Hinshaw knows that administering an experimental vaccine might have risks, but feels more comfortable because the vaccine doesn’t contain a live virus and because it has already been safely administered by other zoos. The benefits are substantial, he said: keeping animals and zoo staff healthy, and minimizing opportunities for the virus to replicate and pick up mutations that make it more contagious, like the delta variant that now is causing cases to rise around the nation and world in unvaccinated people.
“It’s a little bit of extra assurance that we are trying to do our best caring for the animals,” Hinshaw said.
As with the human vaccine rollout, in which some groups were prioritized, some animals will have to wait their turn. Primates are at the top of the list, starting with great apes such as gorillas and orangutans, because their biological similarity to humans might make their cells an easier target for the virus. The rest of the monkeys will follow, including gibbons and mangabeys. There are also around 40 carnivores slated to be vaccinated, beginning with big cats — lions and tigers — as well as otters, bears, and more.
Many of the animals are seasoned vaccine recipients and have already been trained to cooperate with routine rabies and canine distemper shots, Hinshaw said. Tigers, for example, will walk to the front of their enclosure, turn sideways, lie down, and press their shoulder or thigh up against a mesh panel.
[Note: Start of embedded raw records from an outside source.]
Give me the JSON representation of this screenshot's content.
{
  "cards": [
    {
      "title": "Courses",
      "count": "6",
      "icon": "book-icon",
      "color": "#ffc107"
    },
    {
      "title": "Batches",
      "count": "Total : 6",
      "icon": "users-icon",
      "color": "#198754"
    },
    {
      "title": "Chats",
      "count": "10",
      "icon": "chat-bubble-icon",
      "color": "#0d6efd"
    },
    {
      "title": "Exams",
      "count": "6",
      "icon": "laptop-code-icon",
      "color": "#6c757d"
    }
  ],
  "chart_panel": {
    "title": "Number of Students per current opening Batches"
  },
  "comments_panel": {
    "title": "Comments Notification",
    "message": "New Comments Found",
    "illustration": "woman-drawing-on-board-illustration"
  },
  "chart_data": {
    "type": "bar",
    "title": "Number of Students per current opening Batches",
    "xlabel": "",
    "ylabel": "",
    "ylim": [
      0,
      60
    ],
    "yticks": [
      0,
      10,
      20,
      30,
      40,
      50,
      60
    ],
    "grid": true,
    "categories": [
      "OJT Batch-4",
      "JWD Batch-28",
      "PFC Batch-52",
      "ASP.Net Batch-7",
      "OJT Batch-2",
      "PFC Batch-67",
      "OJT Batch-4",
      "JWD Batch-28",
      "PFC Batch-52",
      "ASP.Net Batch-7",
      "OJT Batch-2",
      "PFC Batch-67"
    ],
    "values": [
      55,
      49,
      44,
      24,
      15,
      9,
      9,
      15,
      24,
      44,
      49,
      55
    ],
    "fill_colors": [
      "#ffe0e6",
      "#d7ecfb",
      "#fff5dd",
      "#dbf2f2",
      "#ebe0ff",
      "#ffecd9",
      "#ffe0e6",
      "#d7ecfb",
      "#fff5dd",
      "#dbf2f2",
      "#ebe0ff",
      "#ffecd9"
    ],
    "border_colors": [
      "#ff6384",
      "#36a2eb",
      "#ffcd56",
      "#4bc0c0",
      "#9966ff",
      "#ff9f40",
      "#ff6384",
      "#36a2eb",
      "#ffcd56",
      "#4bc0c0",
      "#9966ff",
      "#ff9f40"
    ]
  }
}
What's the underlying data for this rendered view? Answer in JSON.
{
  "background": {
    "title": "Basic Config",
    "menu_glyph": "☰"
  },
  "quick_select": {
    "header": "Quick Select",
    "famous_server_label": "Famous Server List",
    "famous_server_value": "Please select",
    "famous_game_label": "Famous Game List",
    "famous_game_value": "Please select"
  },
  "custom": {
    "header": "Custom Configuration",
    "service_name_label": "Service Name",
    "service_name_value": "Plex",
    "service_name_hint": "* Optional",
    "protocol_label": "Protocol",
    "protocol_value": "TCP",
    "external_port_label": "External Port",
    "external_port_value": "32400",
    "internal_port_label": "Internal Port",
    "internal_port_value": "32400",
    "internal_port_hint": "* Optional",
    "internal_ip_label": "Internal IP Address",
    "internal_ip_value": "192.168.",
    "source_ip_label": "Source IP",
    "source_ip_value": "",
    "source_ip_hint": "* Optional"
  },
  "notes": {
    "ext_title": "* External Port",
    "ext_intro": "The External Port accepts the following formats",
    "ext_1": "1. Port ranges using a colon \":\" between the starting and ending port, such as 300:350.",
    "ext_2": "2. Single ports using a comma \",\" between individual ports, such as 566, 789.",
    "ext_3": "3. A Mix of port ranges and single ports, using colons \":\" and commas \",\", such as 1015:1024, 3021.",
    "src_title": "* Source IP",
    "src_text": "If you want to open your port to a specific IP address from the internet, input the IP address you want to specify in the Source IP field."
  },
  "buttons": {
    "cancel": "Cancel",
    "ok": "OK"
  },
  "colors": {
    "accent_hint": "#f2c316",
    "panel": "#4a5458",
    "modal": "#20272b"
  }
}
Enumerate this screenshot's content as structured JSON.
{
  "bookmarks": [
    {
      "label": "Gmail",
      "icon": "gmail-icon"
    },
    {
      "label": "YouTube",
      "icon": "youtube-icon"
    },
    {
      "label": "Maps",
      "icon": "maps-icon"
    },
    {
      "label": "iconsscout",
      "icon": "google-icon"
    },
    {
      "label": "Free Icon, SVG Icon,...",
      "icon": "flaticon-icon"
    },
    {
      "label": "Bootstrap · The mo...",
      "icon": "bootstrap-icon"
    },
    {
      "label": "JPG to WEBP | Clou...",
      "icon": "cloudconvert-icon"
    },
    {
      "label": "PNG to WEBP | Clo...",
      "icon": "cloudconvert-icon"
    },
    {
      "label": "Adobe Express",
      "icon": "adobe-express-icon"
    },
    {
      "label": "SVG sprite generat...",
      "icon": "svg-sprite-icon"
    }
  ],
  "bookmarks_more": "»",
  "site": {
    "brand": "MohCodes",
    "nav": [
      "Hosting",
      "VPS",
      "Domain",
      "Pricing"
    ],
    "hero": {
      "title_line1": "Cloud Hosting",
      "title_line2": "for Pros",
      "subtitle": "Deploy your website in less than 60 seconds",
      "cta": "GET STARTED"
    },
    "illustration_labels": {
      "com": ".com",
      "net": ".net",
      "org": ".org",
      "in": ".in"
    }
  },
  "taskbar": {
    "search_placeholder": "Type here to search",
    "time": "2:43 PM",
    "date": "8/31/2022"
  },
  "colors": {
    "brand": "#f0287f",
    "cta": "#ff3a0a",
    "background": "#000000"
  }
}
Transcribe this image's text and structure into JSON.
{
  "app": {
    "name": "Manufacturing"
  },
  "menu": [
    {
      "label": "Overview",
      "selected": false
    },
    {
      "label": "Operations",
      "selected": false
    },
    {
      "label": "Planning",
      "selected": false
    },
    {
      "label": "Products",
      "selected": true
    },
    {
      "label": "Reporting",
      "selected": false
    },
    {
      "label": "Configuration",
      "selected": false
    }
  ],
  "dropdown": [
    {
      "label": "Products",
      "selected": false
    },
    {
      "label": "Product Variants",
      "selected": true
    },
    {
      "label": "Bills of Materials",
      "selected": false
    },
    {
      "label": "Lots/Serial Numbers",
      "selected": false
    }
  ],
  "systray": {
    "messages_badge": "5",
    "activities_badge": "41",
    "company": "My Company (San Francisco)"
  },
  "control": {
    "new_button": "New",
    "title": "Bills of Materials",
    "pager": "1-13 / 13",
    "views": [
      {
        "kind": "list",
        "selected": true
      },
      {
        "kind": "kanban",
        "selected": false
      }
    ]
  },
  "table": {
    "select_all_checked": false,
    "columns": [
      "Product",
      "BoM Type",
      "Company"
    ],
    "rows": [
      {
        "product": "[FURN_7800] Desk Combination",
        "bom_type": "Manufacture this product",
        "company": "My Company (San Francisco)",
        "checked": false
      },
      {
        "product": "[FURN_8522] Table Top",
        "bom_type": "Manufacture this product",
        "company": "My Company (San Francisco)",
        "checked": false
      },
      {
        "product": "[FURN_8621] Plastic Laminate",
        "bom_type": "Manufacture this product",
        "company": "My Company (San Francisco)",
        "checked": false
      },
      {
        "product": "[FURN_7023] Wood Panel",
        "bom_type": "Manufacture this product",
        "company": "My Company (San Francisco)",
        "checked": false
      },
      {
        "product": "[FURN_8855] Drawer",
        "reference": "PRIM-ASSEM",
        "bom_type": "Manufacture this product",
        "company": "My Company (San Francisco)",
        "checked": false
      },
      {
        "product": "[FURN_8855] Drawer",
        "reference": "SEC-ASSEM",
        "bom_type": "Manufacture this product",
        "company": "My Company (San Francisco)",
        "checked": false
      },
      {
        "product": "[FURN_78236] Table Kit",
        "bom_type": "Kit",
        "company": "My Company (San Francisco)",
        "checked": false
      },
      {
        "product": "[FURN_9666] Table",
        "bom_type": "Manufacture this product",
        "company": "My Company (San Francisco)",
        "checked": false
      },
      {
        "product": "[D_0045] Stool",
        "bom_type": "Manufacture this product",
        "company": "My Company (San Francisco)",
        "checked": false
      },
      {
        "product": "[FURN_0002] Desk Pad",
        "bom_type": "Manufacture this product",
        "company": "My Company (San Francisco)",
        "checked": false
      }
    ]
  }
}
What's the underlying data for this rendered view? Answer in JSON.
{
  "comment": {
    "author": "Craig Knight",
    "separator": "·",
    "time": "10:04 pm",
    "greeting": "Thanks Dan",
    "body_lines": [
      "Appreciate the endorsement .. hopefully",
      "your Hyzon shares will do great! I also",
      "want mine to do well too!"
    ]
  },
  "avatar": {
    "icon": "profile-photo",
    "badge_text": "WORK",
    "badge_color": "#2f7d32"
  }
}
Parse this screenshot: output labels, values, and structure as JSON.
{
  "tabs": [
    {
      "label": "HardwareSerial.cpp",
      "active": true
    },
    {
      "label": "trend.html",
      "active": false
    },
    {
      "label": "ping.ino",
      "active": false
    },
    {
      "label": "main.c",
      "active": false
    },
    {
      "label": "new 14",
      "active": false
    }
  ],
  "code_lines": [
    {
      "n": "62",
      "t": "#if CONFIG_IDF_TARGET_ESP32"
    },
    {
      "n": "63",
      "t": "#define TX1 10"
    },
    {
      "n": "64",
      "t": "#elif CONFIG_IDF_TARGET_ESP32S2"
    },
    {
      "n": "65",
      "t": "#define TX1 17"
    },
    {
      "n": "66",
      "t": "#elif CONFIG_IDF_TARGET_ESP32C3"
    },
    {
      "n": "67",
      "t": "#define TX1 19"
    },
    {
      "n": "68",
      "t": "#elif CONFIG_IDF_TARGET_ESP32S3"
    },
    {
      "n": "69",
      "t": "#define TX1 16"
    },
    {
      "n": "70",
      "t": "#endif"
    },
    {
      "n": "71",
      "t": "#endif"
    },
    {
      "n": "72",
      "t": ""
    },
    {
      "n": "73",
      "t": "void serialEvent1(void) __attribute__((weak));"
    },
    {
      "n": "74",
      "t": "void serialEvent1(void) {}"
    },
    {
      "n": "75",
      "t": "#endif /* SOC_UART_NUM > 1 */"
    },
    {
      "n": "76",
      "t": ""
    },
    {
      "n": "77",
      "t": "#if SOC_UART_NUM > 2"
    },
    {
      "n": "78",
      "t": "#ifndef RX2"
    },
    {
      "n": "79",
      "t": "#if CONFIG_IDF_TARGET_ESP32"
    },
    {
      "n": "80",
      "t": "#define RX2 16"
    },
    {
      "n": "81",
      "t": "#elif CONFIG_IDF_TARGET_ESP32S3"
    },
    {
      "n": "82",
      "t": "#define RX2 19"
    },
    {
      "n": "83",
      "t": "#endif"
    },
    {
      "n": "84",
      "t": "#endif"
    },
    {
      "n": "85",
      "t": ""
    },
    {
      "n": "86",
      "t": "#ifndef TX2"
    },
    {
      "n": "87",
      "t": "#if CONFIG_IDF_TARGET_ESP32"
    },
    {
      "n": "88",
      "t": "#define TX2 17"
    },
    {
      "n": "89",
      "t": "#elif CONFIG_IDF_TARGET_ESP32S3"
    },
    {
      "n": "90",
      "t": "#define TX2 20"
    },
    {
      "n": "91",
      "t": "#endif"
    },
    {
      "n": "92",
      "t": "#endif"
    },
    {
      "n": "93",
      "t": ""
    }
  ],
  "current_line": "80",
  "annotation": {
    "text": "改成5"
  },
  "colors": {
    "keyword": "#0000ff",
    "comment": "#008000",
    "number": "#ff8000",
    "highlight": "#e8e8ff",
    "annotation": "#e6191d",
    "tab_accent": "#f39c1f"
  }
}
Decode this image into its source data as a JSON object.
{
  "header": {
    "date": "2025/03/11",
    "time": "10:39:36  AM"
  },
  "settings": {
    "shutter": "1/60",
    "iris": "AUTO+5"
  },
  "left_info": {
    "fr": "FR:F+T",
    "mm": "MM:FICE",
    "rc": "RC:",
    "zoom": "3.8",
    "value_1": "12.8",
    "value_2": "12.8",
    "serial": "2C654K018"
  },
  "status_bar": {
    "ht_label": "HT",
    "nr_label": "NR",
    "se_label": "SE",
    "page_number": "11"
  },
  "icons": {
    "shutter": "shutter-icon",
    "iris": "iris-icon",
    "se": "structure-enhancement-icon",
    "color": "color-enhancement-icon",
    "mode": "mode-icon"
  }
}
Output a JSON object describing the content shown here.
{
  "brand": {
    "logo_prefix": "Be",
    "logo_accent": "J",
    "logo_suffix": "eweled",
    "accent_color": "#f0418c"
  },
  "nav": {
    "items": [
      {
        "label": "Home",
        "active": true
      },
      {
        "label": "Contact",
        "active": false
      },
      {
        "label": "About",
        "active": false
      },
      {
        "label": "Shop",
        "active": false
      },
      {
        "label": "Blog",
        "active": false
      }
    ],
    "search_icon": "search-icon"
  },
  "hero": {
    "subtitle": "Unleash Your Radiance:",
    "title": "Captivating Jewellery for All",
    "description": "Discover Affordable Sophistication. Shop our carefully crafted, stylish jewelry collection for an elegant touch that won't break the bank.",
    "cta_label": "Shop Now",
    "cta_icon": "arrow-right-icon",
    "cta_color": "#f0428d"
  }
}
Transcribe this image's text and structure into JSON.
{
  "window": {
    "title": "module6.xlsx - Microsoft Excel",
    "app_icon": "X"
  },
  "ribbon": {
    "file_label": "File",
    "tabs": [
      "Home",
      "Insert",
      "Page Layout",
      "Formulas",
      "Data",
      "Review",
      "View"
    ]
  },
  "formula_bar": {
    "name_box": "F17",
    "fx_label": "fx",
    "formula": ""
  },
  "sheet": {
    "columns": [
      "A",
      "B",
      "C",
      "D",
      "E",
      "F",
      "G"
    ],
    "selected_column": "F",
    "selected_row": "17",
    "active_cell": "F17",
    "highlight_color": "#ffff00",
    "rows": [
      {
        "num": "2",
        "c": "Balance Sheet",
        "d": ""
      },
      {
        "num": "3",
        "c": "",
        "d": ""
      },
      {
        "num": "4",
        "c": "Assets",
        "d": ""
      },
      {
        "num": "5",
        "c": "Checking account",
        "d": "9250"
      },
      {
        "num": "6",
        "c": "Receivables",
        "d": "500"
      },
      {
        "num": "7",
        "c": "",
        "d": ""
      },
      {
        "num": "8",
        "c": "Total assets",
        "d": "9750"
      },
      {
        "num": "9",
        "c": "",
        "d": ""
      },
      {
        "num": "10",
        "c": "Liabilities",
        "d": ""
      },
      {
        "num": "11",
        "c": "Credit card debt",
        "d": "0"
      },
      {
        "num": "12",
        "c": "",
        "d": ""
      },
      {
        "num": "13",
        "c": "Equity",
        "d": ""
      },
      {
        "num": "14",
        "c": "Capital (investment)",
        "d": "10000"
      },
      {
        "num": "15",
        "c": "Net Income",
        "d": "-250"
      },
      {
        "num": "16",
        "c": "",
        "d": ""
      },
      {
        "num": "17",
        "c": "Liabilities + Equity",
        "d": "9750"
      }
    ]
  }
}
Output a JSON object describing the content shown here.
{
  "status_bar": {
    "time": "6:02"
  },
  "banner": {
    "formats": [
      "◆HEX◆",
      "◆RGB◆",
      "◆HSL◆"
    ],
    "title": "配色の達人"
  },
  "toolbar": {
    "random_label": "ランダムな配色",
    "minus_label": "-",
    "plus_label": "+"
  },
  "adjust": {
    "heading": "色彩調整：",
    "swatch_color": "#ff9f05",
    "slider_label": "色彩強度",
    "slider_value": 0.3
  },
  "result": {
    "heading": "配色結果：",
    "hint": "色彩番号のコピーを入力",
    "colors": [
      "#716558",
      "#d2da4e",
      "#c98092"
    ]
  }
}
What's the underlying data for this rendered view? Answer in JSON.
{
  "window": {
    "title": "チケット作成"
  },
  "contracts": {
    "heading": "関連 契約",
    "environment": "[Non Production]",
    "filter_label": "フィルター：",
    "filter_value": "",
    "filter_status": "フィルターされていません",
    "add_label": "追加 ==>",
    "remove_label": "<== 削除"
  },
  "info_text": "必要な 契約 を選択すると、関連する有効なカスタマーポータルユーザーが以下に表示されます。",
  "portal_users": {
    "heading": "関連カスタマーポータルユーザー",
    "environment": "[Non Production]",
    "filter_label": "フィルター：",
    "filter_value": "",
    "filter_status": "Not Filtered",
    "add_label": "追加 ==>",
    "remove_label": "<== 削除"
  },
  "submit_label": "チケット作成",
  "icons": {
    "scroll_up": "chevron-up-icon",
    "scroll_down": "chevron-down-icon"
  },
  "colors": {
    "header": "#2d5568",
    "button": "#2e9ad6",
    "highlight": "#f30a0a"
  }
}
There’s a treat on the line, of course: A keeper stands by with pieces of meat or a squirt bottle of milk as a reward.
The Philadelphia Zoo is waiting for the state to approve the vaccine’s use before it can receive and administer the doses, but Hinshaw expects this to happen within the next two months.
Pet vaccines against COVID-19 haven’t been approved by regulatory agencies yet, so don’t even try calling your veterinarian. For now, Kumar has some simple advice for worried pet owners: “The best thing you can do is vaccinate yourself.”